The records:
^^^^
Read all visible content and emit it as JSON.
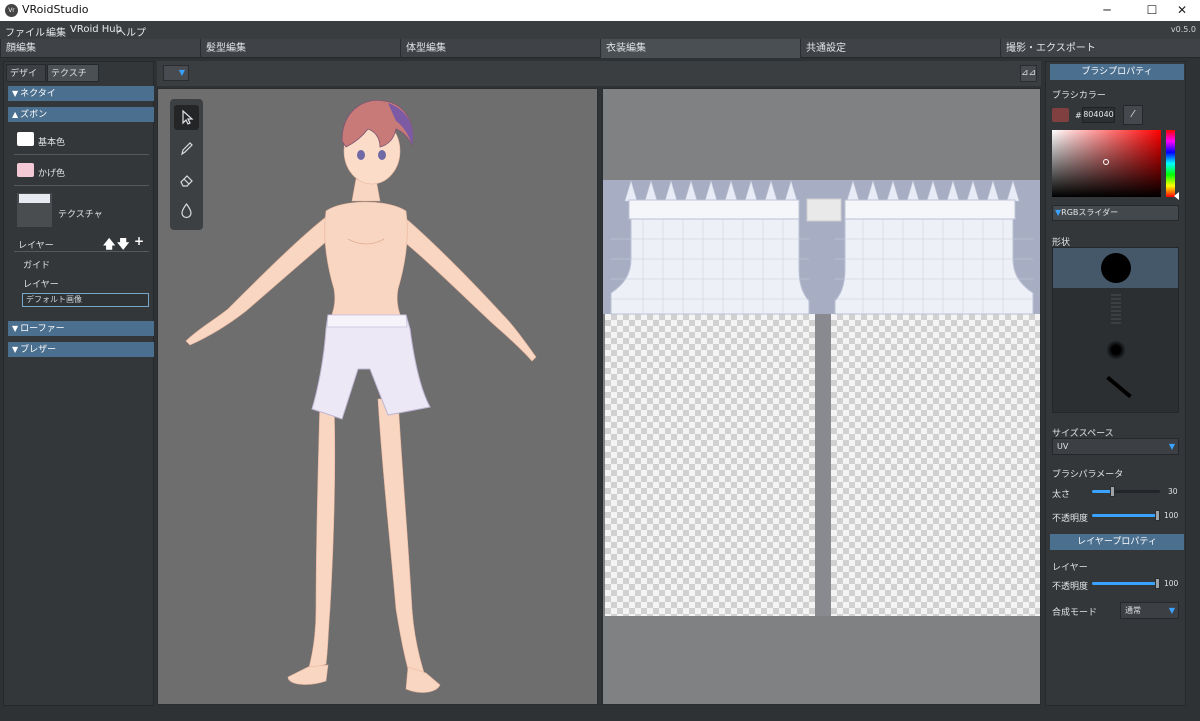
{
  "window": {
    "title": "VRoidStudio",
    "icon_text": "Vr",
    "minimize": "─",
    "maximize": "☐",
    "close": "✕"
  },
  "menu": {
    "items": [
      "ファイル",
      "編集",
      "VRoid Hub",
      "ヘルプ"
    ],
    "version": "v0.5.0"
  },
  "main_tabs": [
    "顔編集",
    "髪型編集",
    "体型編集",
    "衣装編集",
    "共通設定",
    "撮影・エクスポート"
  ],
  "active_main_tab": "衣装編集",
  "left_panel": {
    "sub_tabs": [
      "デザイン",
      "テクスチャ"
    ],
    "active_sub_tab": "テクスチャ",
    "sections": {
      "necktie": "ネクタイ",
      "pants": "ズボン",
      "loafer": "ローファー",
      "blazer": "ブレザー"
    },
    "base_color": {
      "label": "基本色",
      "color": "#ffffff"
    },
    "shade_color": {
      "label": "かげ色",
      "color": "#f4c9d6"
    },
    "texture_label": "テクスチャ",
    "layer_header": "レイヤー",
    "layer_buttons": {
      "up": "🡅",
      "down": "🡇",
      "add": "+"
    },
    "layers": [
      "ガイド",
      "レイヤー"
    ],
    "layer_name_input": "デフォルト画像"
  },
  "viewport_tools": [
    "select-tool",
    "pen-tool",
    "eraser-tool",
    "fill-tool"
  ],
  "toolbar": {
    "dropdown_arrow": "▼",
    "mirror_icon": "⊿⊿"
  },
  "brush_properties": {
    "header": "ブラシプロパティ",
    "brush_color_label": "ブラシカラー",
    "hex_prefix": "#",
    "hex_value": "804040",
    "color": "#804040",
    "rgb_slider_label": "RGBスライダー",
    "shape_label": "形状",
    "size_space_label": "サイズスペース",
    "size_space_value": "UV",
    "brush_params_label": "ブラシパラメータ",
    "thickness_label": "太さ",
    "thickness_value": "30",
    "thickness_fraction": 0.3,
    "opacity_label": "不透明度",
    "opacity_value": "100",
    "opacity_fraction": 1.0
  },
  "layer_properties": {
    "header": "レイヤープロパティ",
    "layer_label": "レイヤー",
    "opacity_label": "不透明度",
    "opacity_value": "100",
    "opacity_fraction": 1.0,
    "blend_mode_label": "合成モード",
    "blend_mode_value": "通常"
  }
}
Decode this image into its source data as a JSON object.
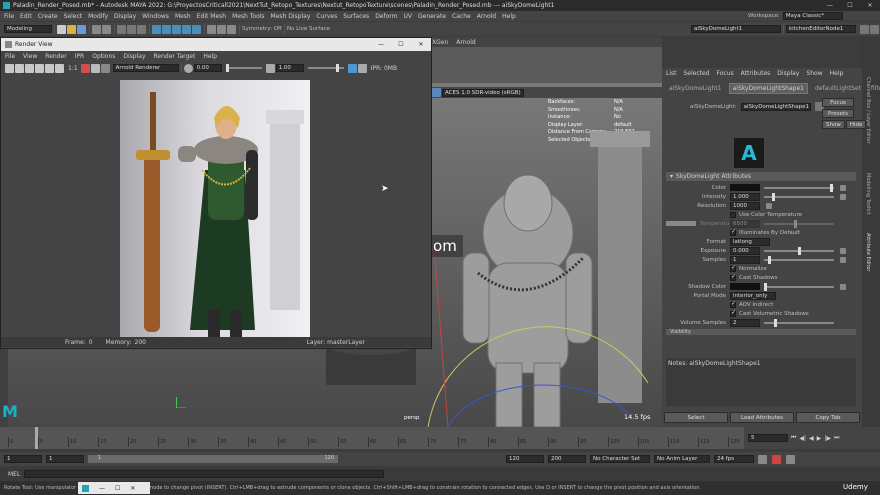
{
  "window": {
    "title": "Paladin_Render_Posed.mb* - Autodesk MAYA 2022: G:\\ProyectosCriticall2021\\NextTut_Retopo_Textures\\Nextut_RetopoTexture\\scenes\\Paladin_Render_Posed.mb --- aiSkyDomeLight1"
  },
  "menubar": [
    "File",
    "Edit",
    "Create",
    "Select",
    "Modify",
    "Display",
    "Windows",
    "Mesh",
    "Edit Mesh",
    "Mesh Tools",
    "Mesh Display",
    "Curves",
    "Surfaces",
    "Deform",
    "UV",
    "Generate",
    "Cache",
    "Arnold",
    "Help"
  ],
  "workspace": {
    "label": "Workspace:",
    "value": "Maya Classic*"
  },
  "statusline": {
    "mode": "Modeling",
    "symmetry": "Symmetry: Off",
    "surface": "No Live Surface",
    "light_field": "aiSkyDomeLight1",
    "shape_field": "kitchenEditorNode1"
  },
  "tab_bar": [
    "XGen",
    "Arnold"
  ],
  "render_view": {
    "title": "Render View",
    "menu": [
      "File",
      "View",
      "Render",
      "IPR",
      "Options",
      "Display",
      "Render Target",
      "Help"
    ],
    "renderer": "Arnold Renderer",
    "ratio": "1:1",
    "value_a": "0.00",
    "value_b": "1.00",
    "ipr_label": "IPR: 0MB",
    "frame_label": "Frame:",
    "frame_value": "0",
    "memory_label": "Memory:",
    "memory_value": "200",
    "layer_label": "Layer: masterLayer"
  },
  "viewport": {
    "color_space": "ACES 1.0 SDR-video (sRGB)",
    "hud": [
      {
        "k": "Backfaces:",
        "v": "N/A"
      },
      {
        "k": "Smoothness:",
        "v": "N/A"
      },
      {
        "k": "Instance:",
        "v": "No"
      },
      {
        "k": "Display Layer:",
        "v": "default"
      },
      {
        "k": "Distance From Camera:",
        "v": "219.602"
      },
      {
        "k": "Selected Objects:",
        "v": "1"
      }
    ],
    "camera": "persp",
    "fps": "14.5 fps"
  },
  "watermark": "Cger.com",
  "side_tabs": [
    "Channel Box / Layer Editor",
    "Modelling Toolkit",
    "Attribute Editor"
  ],
  "attribute_editor": {
    "menu": [
      "List",
      "Selected",
      "Focus",
      "Attributes",
      "Display",
      "Show",
      "Help"
    ],
    "tabs": [
      "aiSkyDomeLight1",
      "aiSkyDomeLightShape1",
      "defaultLightSet",
      "filte4"
    ],
    "node_label": "aiSkyDomeLight:",
    "node_value": "aiSkyDomeLightShape1",
    "focus_btn": "Focus",
    "presets_btn": "Presets",
    "show_btn": "Show",
    "hide_btn": "Hide",
    "section": "SkyDomeLight Attributes",
    "attrs": [
      {
        "label": "Color",
        "value": ""
      },
      {
        "label": "Intensity",
        "value": "1.000"
      },
      {
        "label": "Resolution",
        "value": "1000"
      }
    ],
    "use_temp": "Use Color Temperature",
    "temp_label": "Temperature",
    "temp_value": "6500",
    "illum_default": "Illuminates By Default",
    "format_label": "Format",
    "format_value": "latlong",
    "exposure_label": "Exposure",
    "exposure_value": "0.000",
    "samples_label": "Samples",
    "samples_value": "1",
    "normalize": "Normalize",
    "cast_shadows": "Cast Shadows",
    "shadow_color_label": "Shadow Color",
    "portal_label": "Portal Mode",
    "portal_value": "interior_only",
    "aov_indirect": "AOV Indirect",
    "cast_vol_shadows": "Cast Volumetric Shadows",
    "vol_samples_label": "Volume Samples",
    "vol_samples_value": "2",
    "visibility": "Visibility",
    "notes": "Notes: aiSkyDomeLightShape1",
    "select_btn": "Select",
    "load_btn": "Load Attributes",
    "copy_btn": "Copy Tab"
  },
  "timeline": {
    "ticks": [
      "0",
      "5",
      "10",
      "15",
      "20",
      "25",
      "30",
      "35",
      "40",
      "45",
      "50",
      "55",
      "60",
      "65",
      "70",
      "75",
      "80",
      "85",
      "90",
      "95",
      "100",
      "105",
      "110",
      "115",
      "120"
    ],
    "current_frame": "5"
  },
  "range": {
    "start": "1",
    "inner_start": "1",
    "slider_val": "1",
    "slider_end": "120",
    "end": "120",
    "outer_end": "200",
    "char_set": "No Character Set",
    "anim_layer": "No Anim Layer",
    "fps": "24 fps"
  },
  "cmdline": {
    "label": "MEL"
  },
  "helpline": "Rotate Tool: Use manipulator to rotate object(s). Use edit mode to change pivot (INSERT). Ctrl+LMB+drag to extrude components or clone objects. Ctrl+Shift+LMB+drag to constrain rotation to connected edges. Use D or INSERT to change the pivot position and axis orientation.",
  "udemy": "Udemy"
}
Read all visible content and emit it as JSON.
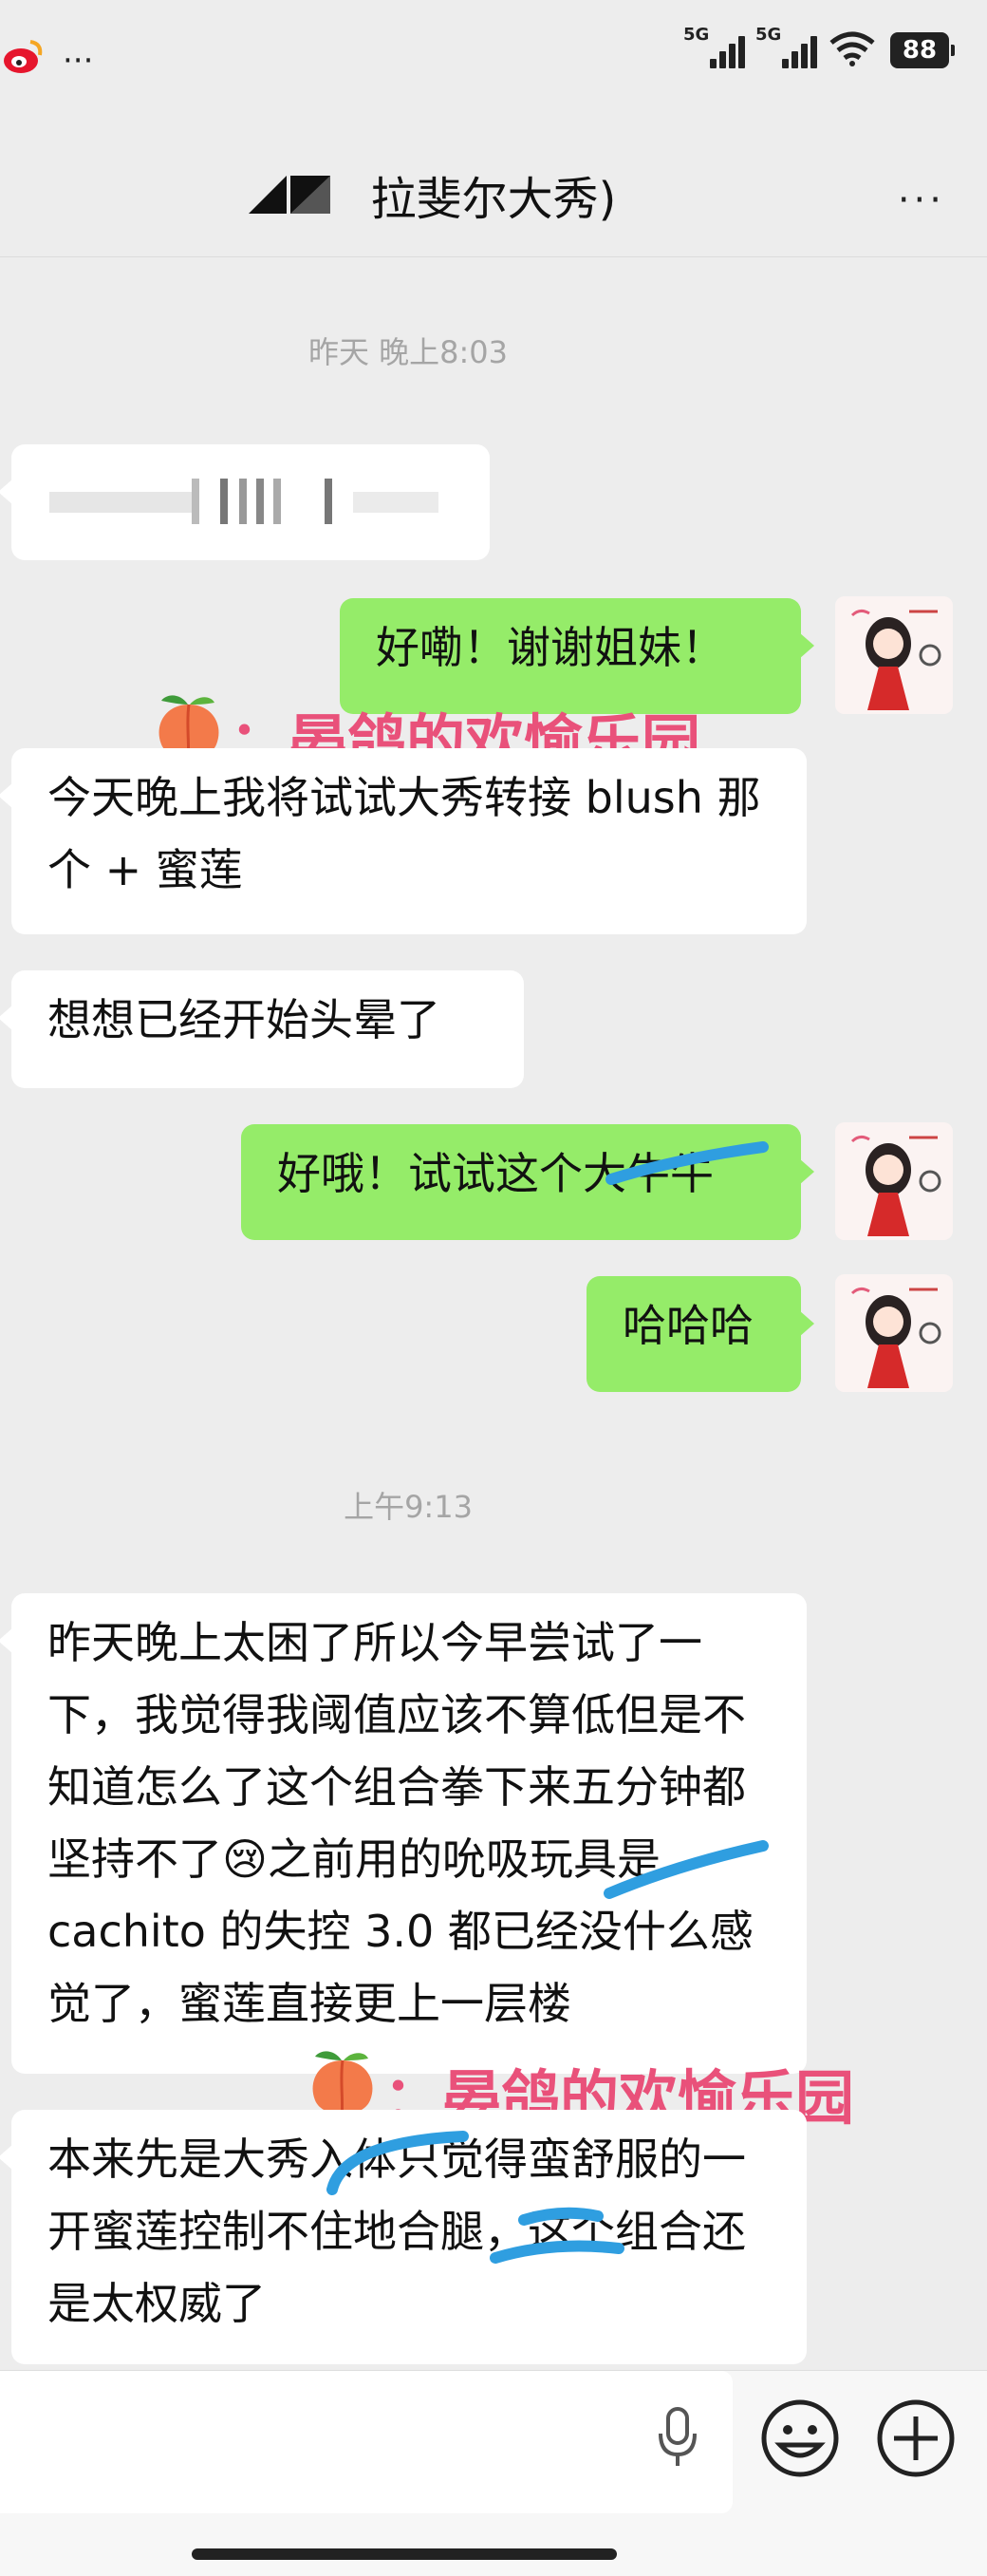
{
  "status_bar": {
    "left_icons": [
      "weibo-icon",
      "more-dots-icon"
    ],
    "signal_1_label": "5G",
    "signal_2_label": "5G",
    "battery": "88"
  },
  "nav": {
    "title": "拉斐尔大秀)",
    "more_label": "···"
  },
  "messages": [
    {
      "type": "time",
      "text": "昨天 晚上8:03"
    },
    {
      "type": "in",
      "text": "▌▌▌▌ ▌",
      "blurred": true
    },
    {
      "type": "out",
      "text": "好嘞！谢谢姐妹！"
    },
    {
      "type": "in",
      "text": "今天晚上我将试试大秀转接 blush 那个 + 蜜莲"
    },
    {
      "type": "in",
      "text": "想想已经开始头晕了"
    },
    {
      "type": "out",
      "text": "好哦！试试这个大牛牛"
    },
    {
      "type": "out",
      "text": "哈哈哈"
    },
    {
      "type": "time",
      "text": "上午9:13"
    },
    {
      "type": "in",
      "text": "昨天晚上太困了所以今早尝试了一下，我觉得我阈值应该不算低但是不知道怎么了这个组合拳下来五分钟都坚持不了😢之前用的吮吸玩具是 cachito 的失控 3.0 都已经没什么感觉了，蜜莲直接更上一层楼"
    },
    {
      "type": "in",
      "text": "本来先是大秀入体只觉得蛮舒服的一开蜜莲控制不住地合腿，这个组合还是太权威了"
    }
  ],
  "watermark": {
    "text": "：晏鸽的欢愉乐园",
    "icon": "peach-icon"
  },
  "colors": {
    "background": "#ededed",
    "outgoing_bubble": "#95ec69",
    "incoming_bubble": "#ffffff",
    "watermark": "#e9517a",
    "scribble": "#2f9ee0"
  },
  "input_bar": {
    "icons": [
      "microphone-icon",
      "emoji-icon",
      "add-icon"
    ]
  }
}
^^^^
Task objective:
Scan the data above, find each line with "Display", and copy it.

Final answer:
    "Display",
    "Mesh Display",
      "Display",
        "k": "Display Layer:",
      "Display",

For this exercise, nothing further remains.